of an Attack http://blogs.rsa.com/rivner/anatomy-of-an-attack/). But RSA does not make it easy to find
any anything relevant. This is
hardly the way that I would want a major security vendor to act. As I write this, the Bloomburg cable TV
channel is speculating on the likelihood that the Lockheed breach was, indeed,
a result of the RSA breach.
Not good press for RSA, made far worse, in my opinion, by RSA's refusal to come
press reports, RSA seems to be justifying their refusal to provide key
information - like what was actually stolen - on the assumption that it would
make things worse for their customers.
That seems like a totally bogus rationale - hey RSA, it looks like the
bad guys that took the info know what they got - the main people in the dark
are the people that spent the big bucks on your products, you are not telling
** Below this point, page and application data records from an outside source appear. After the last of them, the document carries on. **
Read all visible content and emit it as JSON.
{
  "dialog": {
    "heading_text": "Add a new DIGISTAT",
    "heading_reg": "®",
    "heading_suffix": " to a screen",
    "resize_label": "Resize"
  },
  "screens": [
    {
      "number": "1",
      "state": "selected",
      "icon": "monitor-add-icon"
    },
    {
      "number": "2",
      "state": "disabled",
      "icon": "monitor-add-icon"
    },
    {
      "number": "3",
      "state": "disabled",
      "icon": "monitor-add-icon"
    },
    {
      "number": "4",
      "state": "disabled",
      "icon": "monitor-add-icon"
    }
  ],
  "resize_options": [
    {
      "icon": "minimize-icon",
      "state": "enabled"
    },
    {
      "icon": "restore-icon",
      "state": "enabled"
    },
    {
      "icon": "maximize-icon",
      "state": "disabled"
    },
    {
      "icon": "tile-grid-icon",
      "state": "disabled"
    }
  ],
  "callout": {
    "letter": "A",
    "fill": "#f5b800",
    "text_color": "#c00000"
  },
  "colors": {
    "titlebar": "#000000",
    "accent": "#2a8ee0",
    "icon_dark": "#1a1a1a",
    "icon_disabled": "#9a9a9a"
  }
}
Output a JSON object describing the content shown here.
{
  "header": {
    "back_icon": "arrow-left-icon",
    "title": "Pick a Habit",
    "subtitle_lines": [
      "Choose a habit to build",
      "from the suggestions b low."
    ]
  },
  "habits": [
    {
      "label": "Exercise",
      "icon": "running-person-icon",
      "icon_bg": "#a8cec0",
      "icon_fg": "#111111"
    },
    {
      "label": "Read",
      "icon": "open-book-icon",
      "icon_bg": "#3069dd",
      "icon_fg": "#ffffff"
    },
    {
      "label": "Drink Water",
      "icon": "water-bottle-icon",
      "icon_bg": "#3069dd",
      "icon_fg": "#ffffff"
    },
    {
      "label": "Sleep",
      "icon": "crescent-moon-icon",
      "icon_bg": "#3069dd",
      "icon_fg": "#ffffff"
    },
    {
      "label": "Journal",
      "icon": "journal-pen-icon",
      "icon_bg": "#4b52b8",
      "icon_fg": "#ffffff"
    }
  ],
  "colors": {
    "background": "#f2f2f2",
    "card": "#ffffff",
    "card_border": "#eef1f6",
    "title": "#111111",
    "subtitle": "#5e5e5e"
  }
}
them how deep the do-do is. You
are also not saying that you will change the design of your products to make
this type of breach unimportant in the future.
What should you do if your company gets hacked in a way that
will impact your customers? A lot
of companies just want the problem to go away and do not want to shine any
light on the situation because it could show that the company does not know
what it is doing in the area of security.
The 'nothing to see here, move along' approach is harder now that most states
require customer notification in the case of breaches that involve specific
types of information, but some companies still try to follow that path.
A far better path to ensure long-term customer trust is to
provide all the information that will not actually harm the customers as you
can. Put a obvious link on
your home page that customers can use to find out your side of the story and
leave the link there until the threat is gone - i.e., do not follow RSA's lead.
disclaimer: Harvard is more of a leader than a follower but
has not expressed any opinion on the RSA path so the above advice is my own.